London to Paris sur une Bicyclette Day 1: Crystal Palace to the White Cliffs of Dover

An inauspicious start to the day when our mini cab driver arrives at our flat early, aborting my attempt to make coffee, then drops us at the wrong end of Crystal Palace park, leaving us roaming for 30 minutes looking for the starting line. Lose luggage tag and woman-from-the-future special bicycling sunglasses (later retrieved in the parking lot) in the process. When we finally do arrive at the check-in point I suggest to support staff they invest in some signage for future events in a tone verging on shouting. None of them gets hooked, which is a good sign: clearly they are well versed in dealing with drama queens, a skill that will come in handy over the next few days.

The whole thing reminds me of the time husband ran the Napa Valley marathon and we drove 26 miles from our hotel in Calistoga at 6am wondering why there was so much traffic going in the opposite direction so early in the morning. When we arrived in Napa we learned we were at the Finish line, so we stormed back up the highway to Calistoga arriving just as they were disassembling the Start line bunting. Support staff telephoned ahead to their colleagues to keep the first water stop open, and husband ran off into the morning mist like Forest Gump. He was so freaked out he finished in his fastest time ever, just over four hours.

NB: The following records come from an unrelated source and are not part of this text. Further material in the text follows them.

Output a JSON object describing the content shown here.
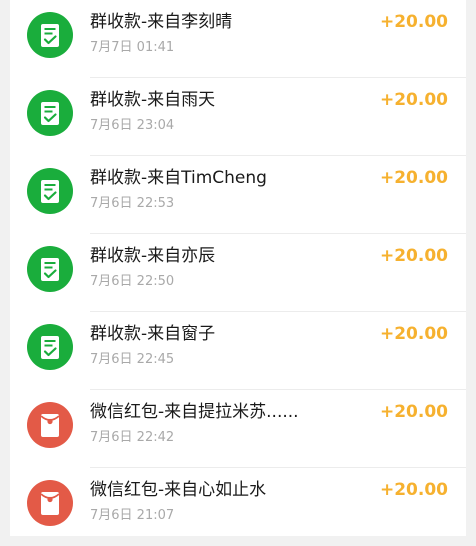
{
  "colors": {
    "group_icon_bg": "#1aad3c",
    "red_packet_icon_bg": "#e35a47",
    "amount": "#f6b12f"
  },
  "transactions": [
    {
      "icon": "group-receipt-icon",
      "title": "群收款-来自李刻晴",
      "time": "7月7日 01:41",
      "amount": "+20.00"
    },
    {
      "icon": "group-receipt-icon",
      "title": "群收款-来自雨天",
      "time": "7月6日 23:04",
      "amount": "+20.00"
    },
    {
      "icon": "group-receipt-icon",
      "title": "群收款-来自TimCheng",
      "time": "7月6日 22:53",
      "amount": "+20.00"
    },
    {
      "icon": "group-receipt-icon",
      "title": "群收款-来自亦辰",
      "time": "7月6日 22:50",
      "amount": "+20.00"
    },
    {
      "icon": "group-receipt-icon",
      "title": "群收款-来自窗子",
      "time": "7月6日 22:45",
      "amount": "+20.00"
    },
    {
      "icon": "red-packet-icon",
      "title": "微信红包-来自提拉米苏......",
      "time": "7月6日 22:42",
      "amount": "+20.00"
    },
    {
      "icon": "red-packet-icon",
      "title": "微信红包-来自心如止水",
      "time": "7月6日 21:07",
      "amount": "+20.00"
    }
  ]
}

Our late start doesn’t inspire such speed on the first day of our cycle ride. 90 miles later we arrive in Dover in the bottom 3 of our group of 70-odd, not counting the handful of people who got a lift in the van. The other laggard is someone I will come to know as smoking man thanks to his habit of lighting up at the top of hills. He and a rotund chap who wears his sweatpants tucked into his tube socks will become my frequent companions at the back of the pack on day 2.

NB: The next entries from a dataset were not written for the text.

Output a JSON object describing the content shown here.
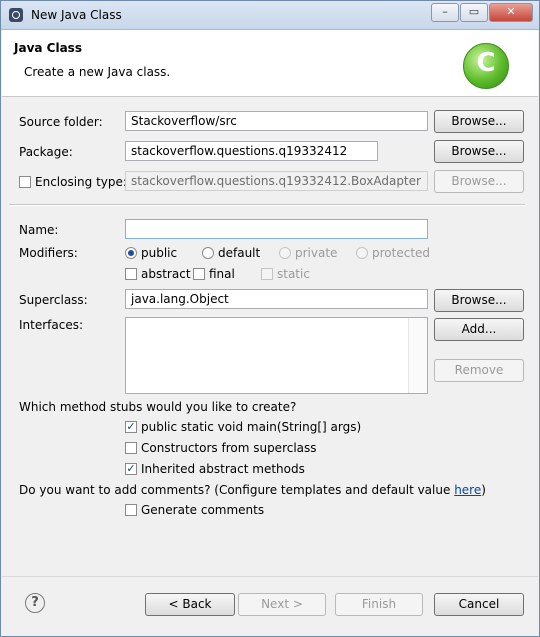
{
  "window": {
    "title": "New Java Class",
    "minimize": "–",
    "maximize": "▭",
    "close": "✕"
  },
  "banner": {
    "heading": "Java Class",
    "subtitle": "Create a new Java class.",
    "logo_letter": "C"
  },
  "source_folder": {
    "label": "Source folder:",
    "value": "Stackoverflow/src",
    "browse": "Browse..."
  },
  "package": {
    "label": "Package:",
    "value": "stackoverflow.questions.q19332412",
    "browse": "Browse..."
  },
  "enclosing_type": {
    "label": "Enclosing type:",
    "checked": false,
    "value": "stackoverflow.questions.q19332412.BoxAdapter",
    "browse": "Browse..."
  },
  "name": {
    "label": "Name:",
    "value": ""
  },
  "modifiers": {
    "label": "Modifiers:",
    "public": "public",
    "default": "default",
    "private": "private",
    "protected": "protected",
    "abstract": "abstract",
    "final": "final",
    "static": "static",
    "selected": "public"
  },
  "superclass": {
    "label": "Superclass:",
    "value": "java.lang.Object",
    "browse": "Browse..."
  },
  "interfaces": {
    "label": "Interfaces:",
    "add": "Add...",
    "remove": "Remove",
    "items": []
  },
  "stubs": {
    "question": "Which method stubs would you like to create?",
    "main": "public static void main(String[] args)",
    "constructors": "Constructors from superclass",
    "inherited": "Inherited abstract methods",
    "main_checked": "✓",
    "constructors_checked": "",
    "inherited_checked": "✓"
  },
  "comments": {
    "question_prefix": "Do you want to add comments? (Configure templates and default value ",
    "link": "here",
    "question_suffix": ")",
    "generate": "Generate comments",
    "generate_checked": ""
  },
  "footer": {
    "help": "?",
    "back": "< Back",
    "next": "Next >",
    "finish": "Finish",
    "cancel": "Cancel"
  }
}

90 minutes later we arrive by ferry in Calais and convoy the 1o or some unwelcome additional miles to the Holiday Inn on the outskirts of town. Young men with long hair and earrings step out from bars with names like Le Crypte, whistling at us and inviting us for a drink in accented English. This is the closest I will come to knowing what it feels like to ride through a French town on the Tour de France, so I savour the moment.